What is needed is an exact copy of all the entries.

[[ Source material, beginning ]]

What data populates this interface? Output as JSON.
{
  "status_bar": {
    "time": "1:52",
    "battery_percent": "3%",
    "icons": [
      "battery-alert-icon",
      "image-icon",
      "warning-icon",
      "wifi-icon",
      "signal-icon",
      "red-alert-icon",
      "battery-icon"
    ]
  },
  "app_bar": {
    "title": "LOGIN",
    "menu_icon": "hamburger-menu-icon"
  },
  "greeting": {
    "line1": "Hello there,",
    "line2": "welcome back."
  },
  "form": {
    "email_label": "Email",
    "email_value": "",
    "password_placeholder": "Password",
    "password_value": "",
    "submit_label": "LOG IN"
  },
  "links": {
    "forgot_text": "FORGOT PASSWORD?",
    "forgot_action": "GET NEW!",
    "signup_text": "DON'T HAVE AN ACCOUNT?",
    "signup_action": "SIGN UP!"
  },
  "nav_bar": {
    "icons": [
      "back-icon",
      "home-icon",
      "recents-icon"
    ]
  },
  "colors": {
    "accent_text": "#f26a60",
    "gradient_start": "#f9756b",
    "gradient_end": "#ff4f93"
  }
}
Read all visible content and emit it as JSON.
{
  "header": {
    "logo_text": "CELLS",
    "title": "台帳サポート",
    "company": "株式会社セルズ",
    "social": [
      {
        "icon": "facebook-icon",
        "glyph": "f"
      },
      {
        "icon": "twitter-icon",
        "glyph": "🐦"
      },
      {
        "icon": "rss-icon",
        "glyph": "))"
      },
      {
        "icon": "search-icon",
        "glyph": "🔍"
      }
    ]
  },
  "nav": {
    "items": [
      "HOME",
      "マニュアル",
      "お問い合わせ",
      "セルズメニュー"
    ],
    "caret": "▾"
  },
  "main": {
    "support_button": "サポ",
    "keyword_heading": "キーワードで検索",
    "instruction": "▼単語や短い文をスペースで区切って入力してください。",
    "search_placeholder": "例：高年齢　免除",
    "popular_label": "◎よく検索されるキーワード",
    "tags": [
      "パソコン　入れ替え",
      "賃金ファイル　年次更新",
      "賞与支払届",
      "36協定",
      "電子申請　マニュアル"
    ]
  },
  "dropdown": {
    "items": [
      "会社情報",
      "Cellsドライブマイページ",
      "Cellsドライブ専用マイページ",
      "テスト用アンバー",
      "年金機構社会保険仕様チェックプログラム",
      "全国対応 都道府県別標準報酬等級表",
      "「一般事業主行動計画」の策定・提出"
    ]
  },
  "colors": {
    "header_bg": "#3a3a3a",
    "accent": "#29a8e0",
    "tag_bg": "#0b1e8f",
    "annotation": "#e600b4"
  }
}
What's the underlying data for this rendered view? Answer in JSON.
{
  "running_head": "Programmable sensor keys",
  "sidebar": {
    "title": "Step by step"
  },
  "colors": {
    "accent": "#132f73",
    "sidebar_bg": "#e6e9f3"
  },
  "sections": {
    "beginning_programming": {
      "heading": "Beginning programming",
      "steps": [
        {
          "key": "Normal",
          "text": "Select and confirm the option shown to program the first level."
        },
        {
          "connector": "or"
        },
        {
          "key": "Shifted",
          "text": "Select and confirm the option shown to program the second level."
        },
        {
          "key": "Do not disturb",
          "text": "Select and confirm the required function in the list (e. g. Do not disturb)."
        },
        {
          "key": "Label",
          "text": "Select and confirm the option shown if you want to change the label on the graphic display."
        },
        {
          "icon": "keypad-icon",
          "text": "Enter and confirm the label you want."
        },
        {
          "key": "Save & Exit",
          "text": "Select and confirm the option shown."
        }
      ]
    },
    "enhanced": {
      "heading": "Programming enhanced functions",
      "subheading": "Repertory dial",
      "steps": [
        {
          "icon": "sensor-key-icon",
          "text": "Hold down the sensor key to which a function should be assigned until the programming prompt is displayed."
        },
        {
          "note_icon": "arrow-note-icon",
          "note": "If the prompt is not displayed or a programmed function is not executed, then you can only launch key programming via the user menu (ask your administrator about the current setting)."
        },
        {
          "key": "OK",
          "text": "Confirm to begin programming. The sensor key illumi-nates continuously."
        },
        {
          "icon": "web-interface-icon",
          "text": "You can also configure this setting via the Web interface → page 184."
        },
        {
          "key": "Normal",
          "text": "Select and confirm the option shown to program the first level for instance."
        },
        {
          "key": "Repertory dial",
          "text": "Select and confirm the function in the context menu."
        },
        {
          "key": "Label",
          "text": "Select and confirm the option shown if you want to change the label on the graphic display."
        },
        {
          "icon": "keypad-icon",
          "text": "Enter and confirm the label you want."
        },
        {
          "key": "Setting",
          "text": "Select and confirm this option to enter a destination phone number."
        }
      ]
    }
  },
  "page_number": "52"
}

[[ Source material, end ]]

Exercise output:
What data populates this interface? Output as JSON.
{
  "status_bar": {
    "time": "1:52",
    "battery_percent": "3%",
    "icons": [
      "battery-alert-icon",
      "image-icon",
      "warning-icon",
      "wifi-icon",
      "signal-icon",
      "red-alert-icon",
      "battery-icon"
    ]
  },
  "app_bar": {
    "title": "LOGIN",
    "menu_icon": "hamburger-menu-icon"
  },
  "greeting": {
    "line1": "Hello there,",
    "line2": "welcome back."
  },
  "form": {
    "email_label": "Email",
    "email_value": "",
    "password_placeholder": "Password",
    "password_value": "",
    "submit_label": "LOG IN"
  },
  "links": {
    "forgot_text": "FORGOT PASSWORD?",
    "forgot_action": "GET NEW!",
    "signup_text": "DON'T HAVE AN ACCOUNT?",
    "signup_action": "SIGN UP!"
  },
  "nav_bar": {
    "icons": [
      "back-icon",
      "home-icon",
      "recents-icon"
    ]
  },
  "colors": {
    "accent_text": "#f26a60",
    "gradient_start": "#f9756b",
    "gradient_end": "#ff4f93"
  }
}
Read all visible content and emit it as JSON.
{
  "header": {
    "logo_text": "CELLS",
    "title": "台帳サポート",
    "company": "株式会社セルズ",
    "social": [
      {
        "icon": "facebook-icon",
        "glyph": "f"
      },
      {
        "icon": "twitter-icon",
        "glyph": "🐦"
      },
      {
        "icon": "rss-icon",
        "glyph": "))"
      },
      {
        "icon": "search-icon",
        "glyph": "🔍"
      }
    ]
  },
  "nav": {
    "items": [
      "HOME",
      "マニュアル",
      "お問い合わせ",
      "セルズメニュー"
    ],
    "caret": "▾"
  },
  "main": {
    "support_button": "サポ",
    "keyword_heading": "キーワードで検索",
    "instruction": "▼単語や短い文をスペースで区切って入力してください。",
    "search_placeholder": "例：高年齢　免除",
    "popular_label": "◎よく検索されるキーワード",
    "tags": [
      "パソコン　入れ替え",
      "賃金ファイル　年次更新",
      "賞与支払届",
      "36協定",
      "電子申請　マニュアル"
    ]
  },
  "dropdown": {
    "items": [
      "会社情報",
      "Cellsドライブマイページ",
      "Cellsドライブ専用マイページ",
      "テスト用アンバー",
      "年金機構社会保険仕様チェックプログラム",
      "全国対応 都道府県別標準報酬等級表",
      "「一般事業主行動計画」の策定・提出"
    ]
  },
  "colors": {
    "header_bg": "#3a3a3a",
    "accent": "#29a8e0",
    "tag_bg": "#0b1e8f",
    "annotation": "#e600b4"
  }
}
What's the underlying data for this rendered view? Answer in JSON.
{
  "running_head": "Programmable sensor keys",
  "sidebar": {
    "title": "Step by step"
  },
  "colors": {
    "accent": "#132f73",
    "sidebar_bg": "#e6e9f3"
  },
  "sections": {
    "beginning_programming": {
      "heading": "Beginning programming",
      "steps": [
        {
          "key": "Normal",
          "text": "Select and confirm the option shown to program the first level."
        },
        {
          "connector": "or"
        },
        {
          "key": "Shifted",
          "text": "Select and confirm the option shown to program the second level."
        },
        {
          "key": "Do not disturb",
          "text": "Select and confirm the required function in the list (e. g. Do not disturb)."
        },
        {
          "key": "Label",
          "text": "Select and confirm the option shown if you want to change the label on the graphic display."
        },
        {
          "icon": "keypad-icon",
          "text": "Enter and confirm the label you want."
        },
        {
          "key": "Save & Exit",
          "text": "Select and confirm the option shown."
        }
      ]
    },
    "enhanced": {
      "heading": "Programming enhanced functions",
      "subheading": "Repertory dial",
      "steps": [
        {
          "icon": "sensor-key-icon",
          "text": "Hold down the sensor key to which a function should be assigned until the programming prompt is displayed."
        },
        {
          "note_icon": "arrow-note-icon",
          "note": "If the prompt is not displayed or a programmed function is not executed, then you can only launch key programming via the user menu (ask your administrator about the current setting)."
        },
        {
          "key": "OK",
          "text": "Confirm to begin programming. The sensor key illumi-nates continuously."
        },
        {
          "icon": "web-interface-icon",
          "text": "You can also configure this setting via the Web interface → page 184."
        },
        {
          "key": "Normal",
          "text": "Select and confirm the option shown to program the first level for instance."
        },
        {
          "key": "Repertory dial",
          "text": "Select and confirm the function in the context menu."
        },
        {
          "key": "Label",
          "text": "Select and confirm the option shown if you want to change the label on the graphic display."
        },
        {
          "icon": "keypad-icon",
          "text": "Enter and confirm the label you want."
        },
        {
          "key": "Setting",
          "text": "Select and confirm this option to enter a destination phone number."
        }
      ]
    }
  },
  "page_number": "52"
}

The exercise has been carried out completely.